“This is very much an investment in the future vote, in my mind,” Baer said this morning.

On Tuesday, Duneland School voters joined those in the Oregon Davis and Zionsville school districts in approving property tax hikes to shore up their school general funds that have been decimated by state funding cuts.

Six other school corporations also held separate tax referenda for school construction projects; Baer said it is believed that all but one of those also passed.

Baer said the success of Tuedsay’s school referenda could be a sign that the public is starting to realize that school funding problems are the direct result of state education policies.

The end result could be a wake-up call for state legislators to address school funding issues, as well as prompt other struggling schools to turn to their local property taxpayers for help.

“You might start seeing more of these coming this fall or next spring,” Baer said.

For Duneland, the referendum approval means that property taxpayers will see an additional school tax rate of up to 22 cents on their tax bills for the next seven years, beginning in 2013. How much the tax will raise will depend largely on the local assessed value, but it is roughly estimated it will generate $5.6 million a year.

The additional tax won’t solve all of Duneland’s funding woes, Baer said.
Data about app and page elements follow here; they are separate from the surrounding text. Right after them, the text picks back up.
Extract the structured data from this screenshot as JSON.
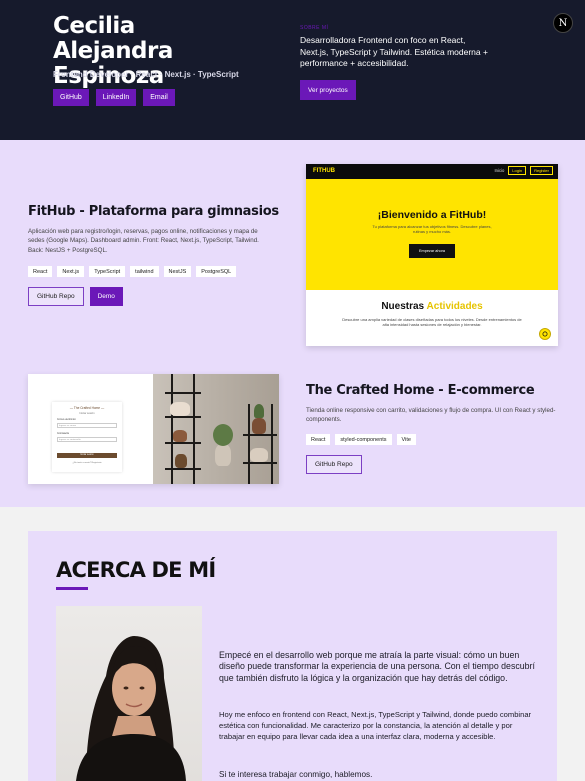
{
  "hero": {
    "name": "Cecilia Alejandra Espinoza",
    "role": "Frontend Developer · React · Next.js · TypeScript",
    "links": [
      "GitHub",
      "LinkedIn",
      "Email"
    ],
    "kicker": "SOBRE MÍ",
    "description": "Desarrolladora Frontend con foco en React, Next.js, TypeScript y Tailwind. Estética moderna + performance + accesibilidad.",
    "cta": "Ver proyectos",
    "badge": "N"
  },
  "projects": [
    {
      "title": "FitHub - Plataforma para gimnasios",
      "description": "Aplicación web para registro/login, reservas, pagos online, notificaciones y mapa de sedes (Google Maps). Dashboard admin. Front: React, Next.js, TypeScript, Tailwind. Back: NestJS + PostgreSQL.",
      "tags": [
        "React",
        "Next.js",
        "TypeScript",
        "tailwind",
        "NestJS",
        "PostgreSQL"
      ],
      "buttons": [
        "GitHub Repo",
        "Demo"
      ],
      "preview": {
        "logo": "FITHUB",
        "nav": [
          "Inicio",
          "Login",
          "Register"
        ],
        "heading": "¡Bienvenido a FitHub!",
        "subheading": "Tu plataforma para alcanzar tus objetivos fitness. Descubre planes, rutinas y mucho más.",
        "button": "Empezar ahora",
        "section_prefix": "Nuestras",
        "section_highlight": "Actividades",
        "section_text": "Descubre una amplia variedad de clases diseñadas para todos los niveles. Desde entrenamientos de alta intensidad hasta sesiones de relajación y bienestar."
      }
    },
    {
      "title": "The Crafted Home - E-commerce",
      "description": "Tienda online responsive con carrito, validaciones y flujo de compra. UI con React y styled-components.",
      "tags": [
        "React",
        "styled-components",
        "Vite"
      ],
      "buttons": [
        "GitHub Repo"
      ],
      "preview": {
        "form_title": "— The Crafted Home —",
        "form_sub": "Iniciar sesión",
        "email_label": "Correo electrónico",
        "email_placeholder": "Ingrese su correo",
        "password_label": "Contraseña",
        "password_placeholder": "Ingrese su contraseña",
        "button": "Iniciar sesión",
        "footer": "¿No tenés cuenta? Registrate"
      }
    }
  ],
  "about": {
    "title": "ACERCA DE MÍ",
    "paragraphs": [
      "Empecé en el desarrollo web porque me atraía la parte visual: cómo un buen diseño puede transformar la experiencia de una persona. Con el tiempo descubrí que también disfruto la lógica y la organización que hay detrás del código.",
      "Hoy me enfoco en frontend con React, Next.js, TypeScript y Tailwind, donde puedo combinar estética con funcionalidad. Me caracterizo por la constancia, la atención al detalle y por trabajar en equipo para llevar cada idea a una interfaz clara, moderna y accesible.",
      "Si te interesa trabajar conmigo, hablemos."
    ]
  },
  "colors": {
    "accent": "#6b18b8",
    "hero_bg": "#161a2c",
    "page_bg": "#e8dcfb",
    "fithub_yellow": "#ffe400"
  }
}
For one thing, because the additional revenues won’t be available until next year, Duneland will continue to have a “tight, tight budget” this year. School officials will continue to be vigilant in cutting costs, he said.

At the same time, the tax referendum approval will plug a growing budget shortfall and curb anticipated additional cuts. Duneland already gave notice to 18 teachers -- mainly those in the elementary fine art and media programs -- that their positions are expected to be eliminated. Two of the positions are currently held by teachers who are retiring, and those two will likely remain unfilled. But with the referendum approval, the pressure to cut the other slots has been lifted, and the intent is to keep the 16 remaining teachers on board, Baer said.
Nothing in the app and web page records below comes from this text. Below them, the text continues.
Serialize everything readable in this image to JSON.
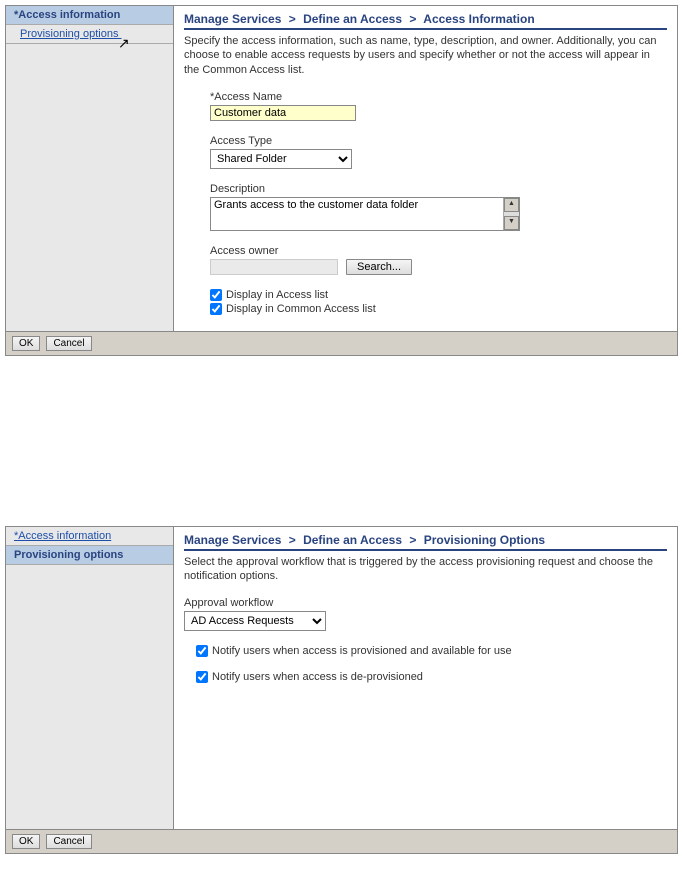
{
  "panel1": {
    "sidebar": {
      "items": [
        {
          "label": "*Access information",
          "active": true
        },
        {
          "label": "Provisioning options",
          "active": false
        }
      ]
    },
    "breadcrumb": {
      "parts": [
        "Manage Services",
        "Define an Access",
        "Access Information"
      ]
    },
    "description": "Specify the access information, such as name, type, description, and owner. Additionally, you can choose to enable access requests by users and specify whether or not the access will appear in the Common Access list.",
    "fields": {
      "accessName": {
        "label": "*Access Name",
        "value": "Customer data"
      },
      "accessType": {
        "label": "Access Type",
        "value": "Shared Folder",
        "options": [
          "Shared Folder"
        ]
      },
      "descField": {
        "label": "Description",
        "value": "Grants access to the customer data folder"
      },
      "owner": {
        "label": "Access owner",
        "value": "",
        "searchLabel": "Search..."
      },
      "displayAccessList": {
        "label": "Display in Access list",
        "checked": true
      },
      "displayCommonList": {
        "label": "Display in Common Access list",
        "checked": true
      }
    },
    "footer": {
      "ok": "OK",
      "cancel": "Cancel"
    }
  },
  "panel2": {
    "sidebar": {
      "items": [
        {
          "label": "*Access information",
          "active": false
        },
        {
          "label": "Provisioning options",
          "active": true
        }
      ]
    },
    "breadcrumb": {
      "parts": [
        "Manage Services",
        "Define an Access",
        "Provisioning Options"
      ]
    },
    "description": "Select the approval workflow that is triggered by the access provisioning request and choose the notification options.",
    "fields": {
      "approvalWorkflow": {
        "label": "Approval workflow",
        "value": "AD Access Requests",
        "options": [
          "AD Access Requests"
        ]
      },
      "notifyProvisioned": {
        "label": "Notify users when access is provisioned and available for use",
        "checked": true
      },
      "notifyDeprovisioned": {
        "label": "Notify users when access is de-provisioned",
        "checked": true
      }
    },
    "footer": {
      "ok": "OK",
      "cancel": "Cancel"
    }
  }
}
“We won’t see the massive layoffs we would have seen otherwise,” he said.

Tueday’s tax referenda in Duneland and the other school systems stem from a 2008 state law that significantly altered school funding in Indiana. The state “took over” funding of school general funds, paying for it in part by increasing the state sales tax from 6 to 7 percent. But within a year of the school funding takeover, the state announced nearly $300 million in additional funding cuts to schools. The 2008 state law also gave schools the option of turning to local voters for additional property tax funds.
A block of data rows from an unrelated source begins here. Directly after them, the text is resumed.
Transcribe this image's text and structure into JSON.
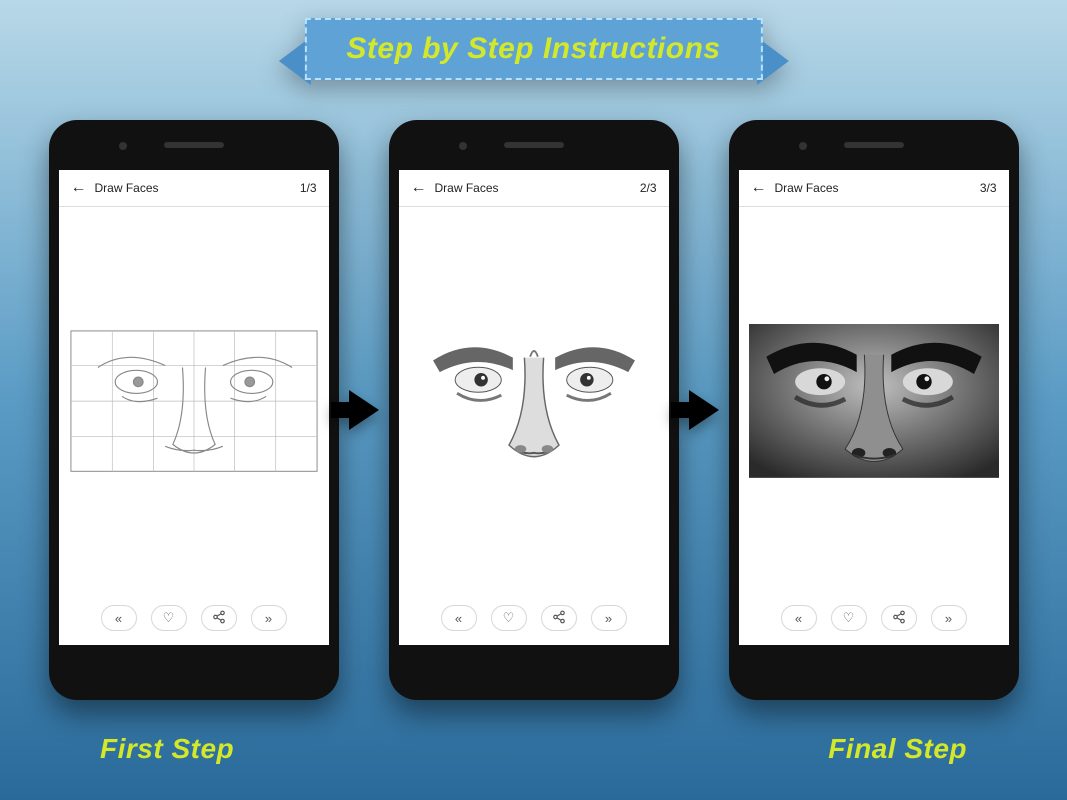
{
  "banner": {
    "title": "Step by Step Instructions"
  },
  "phones": [
    {
      "screen_title": "Draw Faces",
      "counter": "1/3"
    },
    {
      "screen_title": "Draw Faces",
      "counter": "2/3"
    },
    {
      "screen_title": "Draw Faces",
      "counter": "3/3"
    }
  ],
  "bottom_icons": {
    "prev": "«",
    "like": "♡",
    "share": "⠪",
    "next": "»"
  },
  "labels": {
    "first": "First Step",
    "final": "Final Step"
  }
}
Duneland’s shortfall at the start of this year exceeded $1 million, and its general fund totals about $8 million less than five years ago. Without an additional funding source, Duneland’s shortfall was projected to rise to $8.4 million within seven years.

Of the three operating fund referenda on the ballot Tuesday, Duneland’s tax hike was comparable to the other two. Zionsville’s additional tax rate will be up to 24 cents while Oregon Davis’ will be up to 19 cents.

But Duneland’s result was the closest, passing by a 51 to 49 percent margin, or 4,093 to 3,940. Oregon Davis’ referendum passed comfortably, 699-383, while Zionsville’s was closer, 3,954 to 3,259.

Baer said he would have liked to see a larger margin in support of the referendum. But he acknowledged that Duneland was up against a few big obstacles. In addition to a continued tough economy, he said the hotly contested U.S. Senate Republican race between veteran Richard Lugar and Tea Party-backed Richard Mourdock may have brought out many more voters than usual who are not particularly sympathetic to tax hikes for schools.

Baer also said that last year’s decision to replace the Chesterton High School football field with artificial turf continues to be a sore spot with many voters. He said that even though Duneland tried to get the message out that the funds for the turf are separate from the school operating funds, it was impossible to convince everyone.

Despite the close margin, Baer said he is still pleased that the majority of voters came out in support of the referendum.

“I still think it’s a victory for the kids of the Duneland School Corporation,” he said.

Posted 5/9/2012